Your leaking thatched hut during the restoration of a pre-Enlightenment state.


Hello, my name is Judas Gutenberg and this is my blaag (pronounced as you would the vomit noise "hyroop-bleuach").


decay & ruin
Biosphere II
dead malls
Irving housing

got that wrong

appropriate tech
Arduino μcontrollers
Backwoods Home
Fractal antenna

fun social media stuff

(nobody does!)

Like my brownhouse:
   inspection averse
Friday, October 8 2004
I've never owned or otherwise been responsible for a vehicle that wasn't old and idiosyncratic. Not that my vehicles haven't been reliable; they mostly have been. But getting them to pass state inspections has never been the straightforward procedure other people experience. With my old Punch Buggy Green, for example, the problem was rust holes through the floor. Back then I had a mechanic in Fishersville (Virginia) who was an expert at welding odd scraps of metal to its underside, so he could usually get the car to pass. As for my Dodge Dart, its inspection difficulties usually had something to do with the exhaust system, which was rotten from the manifold gasket all the way back to the tailpipe. These days I'm driving a very reliable 1988 Toyota pickup, but even so, inspections are likely to make all sorts of unpleasant discoveries. Today I felt my stomach knotting up as I took it to its yearly inspection at the Meineke muffler place on Ulster Avenue. After the multi-hundred-dollar brake job they stuck me with last year, I should have taken it somewhere else, but Gretchen set the whole thing up. Without her pulling the logistical strings, I tend to forget about vehicular paperwork until a cop pulls me over.
I dropped my pickup off at Meineke and headed off on foot. [REDACTED]
When I came back, the scruffy-looking mechanic who had attempted to do my inspection claimed he'd been pulled over while taking my truck on a test drive. He said that my registration wasn't current and that my inspection sticker had also lapsed. He said all this was such conviction that I actually believed him. But later when I got home Gretchen and I looked at the calendar and figured out that my registration was still valid for two more days. As for my inspection, that was less clear. The hole punch that was supposed to indicate the month was straddling the border between September and October. Had the scruffy mechanic lost track of time? Gretchen called and bitched at Meineke about it, and the guy on the other end of the phone said something about how I should have "taken responsibility for my vehicle." That sounded like a suspiciously right-wing thing to say. I wonder if perhaps the "Mission Nothing Accomplished, Vote Bush Out" bumpersticker on my truck had anything to do with my problems.
I didn't know what to do. I didn't want to go back to the morons at Meineke, but I'd have to make an appointment to go anywhere else. Gretchen found all my whining and self-pitying irritating, but in the end she set me up with another inspection appointment scheduled for tomorrow.
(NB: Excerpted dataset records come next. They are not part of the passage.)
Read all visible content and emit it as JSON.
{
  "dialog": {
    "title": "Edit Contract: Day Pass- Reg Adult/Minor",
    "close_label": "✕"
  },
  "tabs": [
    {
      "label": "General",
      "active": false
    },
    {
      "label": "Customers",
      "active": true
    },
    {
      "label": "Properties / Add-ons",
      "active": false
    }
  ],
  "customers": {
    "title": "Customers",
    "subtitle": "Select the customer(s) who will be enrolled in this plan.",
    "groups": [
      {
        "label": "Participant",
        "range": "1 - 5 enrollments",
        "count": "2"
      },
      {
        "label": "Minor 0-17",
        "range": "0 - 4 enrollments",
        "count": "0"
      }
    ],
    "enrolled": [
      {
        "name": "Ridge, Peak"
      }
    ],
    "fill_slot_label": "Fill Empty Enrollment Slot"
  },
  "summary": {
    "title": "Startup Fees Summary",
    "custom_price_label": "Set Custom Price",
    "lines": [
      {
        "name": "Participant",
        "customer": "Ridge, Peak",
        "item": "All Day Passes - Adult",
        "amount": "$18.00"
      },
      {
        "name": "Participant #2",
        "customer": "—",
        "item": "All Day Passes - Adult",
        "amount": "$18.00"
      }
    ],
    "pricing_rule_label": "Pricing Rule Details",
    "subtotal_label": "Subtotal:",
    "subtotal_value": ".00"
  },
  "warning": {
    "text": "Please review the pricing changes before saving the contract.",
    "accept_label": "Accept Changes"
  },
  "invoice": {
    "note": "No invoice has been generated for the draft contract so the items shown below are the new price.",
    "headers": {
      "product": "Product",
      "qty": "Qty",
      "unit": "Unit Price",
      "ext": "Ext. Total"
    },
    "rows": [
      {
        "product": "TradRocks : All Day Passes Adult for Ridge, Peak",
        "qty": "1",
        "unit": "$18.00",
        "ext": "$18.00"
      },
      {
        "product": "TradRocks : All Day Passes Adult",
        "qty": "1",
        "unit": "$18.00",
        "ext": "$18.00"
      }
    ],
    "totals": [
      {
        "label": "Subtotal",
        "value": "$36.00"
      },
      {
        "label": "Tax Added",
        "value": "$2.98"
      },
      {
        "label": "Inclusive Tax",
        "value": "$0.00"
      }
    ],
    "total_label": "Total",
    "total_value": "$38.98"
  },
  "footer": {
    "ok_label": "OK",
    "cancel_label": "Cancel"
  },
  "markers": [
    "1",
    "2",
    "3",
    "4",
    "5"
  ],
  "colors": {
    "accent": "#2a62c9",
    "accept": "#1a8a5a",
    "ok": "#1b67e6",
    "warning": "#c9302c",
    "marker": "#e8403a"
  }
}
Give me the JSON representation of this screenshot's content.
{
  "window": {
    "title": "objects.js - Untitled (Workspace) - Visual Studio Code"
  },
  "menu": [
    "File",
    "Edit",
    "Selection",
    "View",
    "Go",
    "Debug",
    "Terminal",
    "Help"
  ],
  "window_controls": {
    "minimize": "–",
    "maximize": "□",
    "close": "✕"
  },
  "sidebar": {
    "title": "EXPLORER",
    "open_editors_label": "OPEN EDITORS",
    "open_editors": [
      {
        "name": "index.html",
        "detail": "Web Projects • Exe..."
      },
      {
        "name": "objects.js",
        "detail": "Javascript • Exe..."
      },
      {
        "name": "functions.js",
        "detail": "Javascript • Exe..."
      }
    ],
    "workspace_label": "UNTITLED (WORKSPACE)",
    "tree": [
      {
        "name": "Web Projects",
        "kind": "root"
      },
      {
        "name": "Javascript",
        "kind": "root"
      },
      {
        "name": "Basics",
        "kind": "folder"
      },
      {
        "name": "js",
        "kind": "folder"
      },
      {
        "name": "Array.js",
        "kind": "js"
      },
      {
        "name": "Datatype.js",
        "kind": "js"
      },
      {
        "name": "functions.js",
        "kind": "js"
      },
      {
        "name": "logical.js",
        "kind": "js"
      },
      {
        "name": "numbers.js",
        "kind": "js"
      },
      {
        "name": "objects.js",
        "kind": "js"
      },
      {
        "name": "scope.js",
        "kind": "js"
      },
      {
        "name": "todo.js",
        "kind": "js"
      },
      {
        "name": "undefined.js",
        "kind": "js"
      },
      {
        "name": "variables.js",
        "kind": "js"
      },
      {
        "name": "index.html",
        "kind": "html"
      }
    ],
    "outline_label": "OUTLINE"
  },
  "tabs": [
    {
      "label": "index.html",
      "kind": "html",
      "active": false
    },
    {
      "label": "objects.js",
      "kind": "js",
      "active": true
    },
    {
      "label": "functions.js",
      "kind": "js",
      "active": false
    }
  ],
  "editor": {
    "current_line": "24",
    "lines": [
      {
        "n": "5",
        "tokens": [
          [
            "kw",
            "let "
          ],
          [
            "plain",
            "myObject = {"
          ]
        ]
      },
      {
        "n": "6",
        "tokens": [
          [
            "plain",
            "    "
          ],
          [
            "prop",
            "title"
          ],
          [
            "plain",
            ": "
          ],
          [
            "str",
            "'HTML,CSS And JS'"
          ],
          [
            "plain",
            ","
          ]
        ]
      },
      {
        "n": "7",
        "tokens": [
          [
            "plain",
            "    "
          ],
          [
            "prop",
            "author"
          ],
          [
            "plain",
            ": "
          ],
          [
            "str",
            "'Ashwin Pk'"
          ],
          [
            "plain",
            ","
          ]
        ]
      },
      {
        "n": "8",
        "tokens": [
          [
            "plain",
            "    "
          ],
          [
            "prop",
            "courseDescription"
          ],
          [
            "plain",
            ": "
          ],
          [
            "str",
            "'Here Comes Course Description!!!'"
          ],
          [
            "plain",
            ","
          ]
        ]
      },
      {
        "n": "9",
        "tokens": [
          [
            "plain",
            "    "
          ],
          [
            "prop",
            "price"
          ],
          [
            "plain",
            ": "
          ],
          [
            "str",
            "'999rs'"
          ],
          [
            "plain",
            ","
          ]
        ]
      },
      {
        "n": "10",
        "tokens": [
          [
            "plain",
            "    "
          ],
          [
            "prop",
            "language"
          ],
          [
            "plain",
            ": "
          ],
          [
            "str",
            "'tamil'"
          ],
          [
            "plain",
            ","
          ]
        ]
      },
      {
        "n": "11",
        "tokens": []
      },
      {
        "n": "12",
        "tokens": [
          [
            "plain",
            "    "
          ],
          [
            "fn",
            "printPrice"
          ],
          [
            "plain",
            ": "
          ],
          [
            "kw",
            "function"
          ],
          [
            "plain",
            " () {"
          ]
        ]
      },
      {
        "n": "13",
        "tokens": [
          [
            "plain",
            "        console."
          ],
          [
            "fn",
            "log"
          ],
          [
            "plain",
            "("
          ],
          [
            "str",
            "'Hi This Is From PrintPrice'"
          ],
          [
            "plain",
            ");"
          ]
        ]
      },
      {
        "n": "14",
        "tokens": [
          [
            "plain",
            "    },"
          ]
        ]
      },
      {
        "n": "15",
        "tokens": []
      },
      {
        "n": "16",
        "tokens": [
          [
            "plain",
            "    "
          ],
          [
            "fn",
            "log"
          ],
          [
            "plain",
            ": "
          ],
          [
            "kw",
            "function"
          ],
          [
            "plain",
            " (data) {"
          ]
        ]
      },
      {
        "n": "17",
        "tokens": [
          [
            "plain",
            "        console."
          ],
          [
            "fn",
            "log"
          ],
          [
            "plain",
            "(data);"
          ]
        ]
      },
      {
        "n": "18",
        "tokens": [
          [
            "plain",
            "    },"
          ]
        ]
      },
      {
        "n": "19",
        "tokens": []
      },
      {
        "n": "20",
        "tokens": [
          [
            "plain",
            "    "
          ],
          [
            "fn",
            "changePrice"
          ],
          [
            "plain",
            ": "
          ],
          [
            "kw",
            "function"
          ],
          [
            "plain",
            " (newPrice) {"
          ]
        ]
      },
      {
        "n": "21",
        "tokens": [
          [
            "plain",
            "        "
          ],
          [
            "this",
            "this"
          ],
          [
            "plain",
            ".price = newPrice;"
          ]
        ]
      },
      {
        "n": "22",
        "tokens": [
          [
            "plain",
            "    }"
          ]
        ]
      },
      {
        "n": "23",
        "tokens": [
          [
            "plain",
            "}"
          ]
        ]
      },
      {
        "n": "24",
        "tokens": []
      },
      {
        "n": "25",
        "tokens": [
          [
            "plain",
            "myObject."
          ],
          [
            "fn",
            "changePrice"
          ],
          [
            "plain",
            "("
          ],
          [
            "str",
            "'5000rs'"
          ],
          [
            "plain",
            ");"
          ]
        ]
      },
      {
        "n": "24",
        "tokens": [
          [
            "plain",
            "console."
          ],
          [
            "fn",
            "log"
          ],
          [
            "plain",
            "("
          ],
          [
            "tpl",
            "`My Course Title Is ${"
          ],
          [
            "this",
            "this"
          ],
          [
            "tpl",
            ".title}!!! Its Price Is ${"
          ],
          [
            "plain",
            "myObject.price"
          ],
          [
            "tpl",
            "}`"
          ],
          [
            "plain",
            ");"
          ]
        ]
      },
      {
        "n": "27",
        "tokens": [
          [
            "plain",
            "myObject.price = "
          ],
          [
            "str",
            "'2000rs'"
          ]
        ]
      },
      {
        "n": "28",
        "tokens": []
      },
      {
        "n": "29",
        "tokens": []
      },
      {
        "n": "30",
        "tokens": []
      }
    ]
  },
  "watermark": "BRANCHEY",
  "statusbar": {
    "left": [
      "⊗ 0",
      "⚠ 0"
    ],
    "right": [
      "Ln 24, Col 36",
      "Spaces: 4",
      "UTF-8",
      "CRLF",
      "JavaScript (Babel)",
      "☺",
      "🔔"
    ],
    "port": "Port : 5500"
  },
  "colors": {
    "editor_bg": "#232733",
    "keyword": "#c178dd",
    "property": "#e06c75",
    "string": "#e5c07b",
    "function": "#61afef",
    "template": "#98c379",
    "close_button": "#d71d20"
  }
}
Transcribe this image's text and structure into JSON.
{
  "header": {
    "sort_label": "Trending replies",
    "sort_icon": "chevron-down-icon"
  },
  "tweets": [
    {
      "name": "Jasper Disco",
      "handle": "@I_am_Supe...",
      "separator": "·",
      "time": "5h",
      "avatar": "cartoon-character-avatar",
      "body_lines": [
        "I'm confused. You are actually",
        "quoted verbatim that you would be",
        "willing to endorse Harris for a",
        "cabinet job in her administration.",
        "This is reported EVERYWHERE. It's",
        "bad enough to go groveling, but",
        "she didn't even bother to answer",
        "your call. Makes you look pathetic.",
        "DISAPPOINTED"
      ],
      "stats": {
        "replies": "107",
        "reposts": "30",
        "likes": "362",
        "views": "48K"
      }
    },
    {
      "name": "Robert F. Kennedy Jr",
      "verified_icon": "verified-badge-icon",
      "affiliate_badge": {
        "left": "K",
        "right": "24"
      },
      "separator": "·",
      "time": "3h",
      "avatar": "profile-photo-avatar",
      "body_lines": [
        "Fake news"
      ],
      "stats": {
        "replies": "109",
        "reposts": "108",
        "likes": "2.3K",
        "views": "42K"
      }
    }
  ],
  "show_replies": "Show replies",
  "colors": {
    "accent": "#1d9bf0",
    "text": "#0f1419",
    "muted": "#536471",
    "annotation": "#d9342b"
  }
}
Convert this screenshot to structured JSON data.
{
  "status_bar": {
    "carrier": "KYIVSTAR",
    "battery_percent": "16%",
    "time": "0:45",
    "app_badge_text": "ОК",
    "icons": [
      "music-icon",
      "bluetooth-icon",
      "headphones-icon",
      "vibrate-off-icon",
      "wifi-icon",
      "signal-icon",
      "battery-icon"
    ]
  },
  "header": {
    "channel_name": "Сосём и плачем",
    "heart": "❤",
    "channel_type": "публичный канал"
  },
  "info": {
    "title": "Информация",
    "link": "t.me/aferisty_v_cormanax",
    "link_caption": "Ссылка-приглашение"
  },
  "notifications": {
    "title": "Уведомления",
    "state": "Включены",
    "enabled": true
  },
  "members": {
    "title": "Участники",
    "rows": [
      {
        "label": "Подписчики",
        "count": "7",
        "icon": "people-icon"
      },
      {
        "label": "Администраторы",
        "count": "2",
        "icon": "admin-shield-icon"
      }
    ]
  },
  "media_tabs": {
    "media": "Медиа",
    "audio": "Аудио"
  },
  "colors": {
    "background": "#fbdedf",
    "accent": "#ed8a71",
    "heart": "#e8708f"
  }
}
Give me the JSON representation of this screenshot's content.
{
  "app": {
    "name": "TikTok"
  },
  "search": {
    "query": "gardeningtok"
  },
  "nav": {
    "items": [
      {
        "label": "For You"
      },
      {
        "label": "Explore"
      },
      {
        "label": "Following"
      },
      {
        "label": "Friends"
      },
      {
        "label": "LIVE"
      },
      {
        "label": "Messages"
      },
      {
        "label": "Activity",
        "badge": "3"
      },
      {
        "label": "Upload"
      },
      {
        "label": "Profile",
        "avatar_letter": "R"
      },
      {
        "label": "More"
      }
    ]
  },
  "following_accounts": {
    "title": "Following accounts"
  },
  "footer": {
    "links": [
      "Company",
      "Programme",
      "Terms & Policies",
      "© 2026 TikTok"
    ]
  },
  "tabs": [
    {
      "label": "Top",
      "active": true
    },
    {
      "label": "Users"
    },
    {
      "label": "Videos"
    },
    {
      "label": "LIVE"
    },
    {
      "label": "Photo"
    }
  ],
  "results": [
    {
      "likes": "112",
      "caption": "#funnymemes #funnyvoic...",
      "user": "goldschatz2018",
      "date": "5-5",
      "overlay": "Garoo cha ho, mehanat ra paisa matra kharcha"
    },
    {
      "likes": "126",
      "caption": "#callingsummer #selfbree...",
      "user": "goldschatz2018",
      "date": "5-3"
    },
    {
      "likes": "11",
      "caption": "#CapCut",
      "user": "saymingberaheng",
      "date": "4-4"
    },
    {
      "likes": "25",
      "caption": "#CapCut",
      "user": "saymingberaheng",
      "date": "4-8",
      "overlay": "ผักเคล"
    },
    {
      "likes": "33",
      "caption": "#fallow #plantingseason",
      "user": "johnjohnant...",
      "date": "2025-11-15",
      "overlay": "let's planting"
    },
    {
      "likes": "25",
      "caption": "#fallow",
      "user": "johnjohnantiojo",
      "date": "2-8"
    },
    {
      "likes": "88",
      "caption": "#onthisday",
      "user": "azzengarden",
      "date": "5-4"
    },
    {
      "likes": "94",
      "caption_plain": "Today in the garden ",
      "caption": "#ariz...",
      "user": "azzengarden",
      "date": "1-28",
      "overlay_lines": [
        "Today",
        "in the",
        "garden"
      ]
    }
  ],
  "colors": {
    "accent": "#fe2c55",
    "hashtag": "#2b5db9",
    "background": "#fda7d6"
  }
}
My pre-debate thought tonight was as follows: what drugs will Bush's handlers have him take to make him seem cool and collected? In the end, it seemed he didn't take any (or many) drugs, because he wasn't cool and collected, at least not for the first half of the debate. To me he seemed like a hostile little dictator, the kind of beast that democracy was designed to protect us against. Kerry, by contrast, came off as much calmer and more presidential. I don't think, however, that Kerry was quite on his game. He botched his response to the question about abortion, seeming exactly the way he's striving not to seem: wishy washy. The man needs to learn a thing or two about being decisive. It's a fairly simple matter to frame the abortion debate as being about the rights of women to control their own bodies, a point he didn't adequately stress. As for partial birth abortion, it's a wedge issue that he needn't dignify with an opinion.

For linking purposes this article's URL is:

previous | next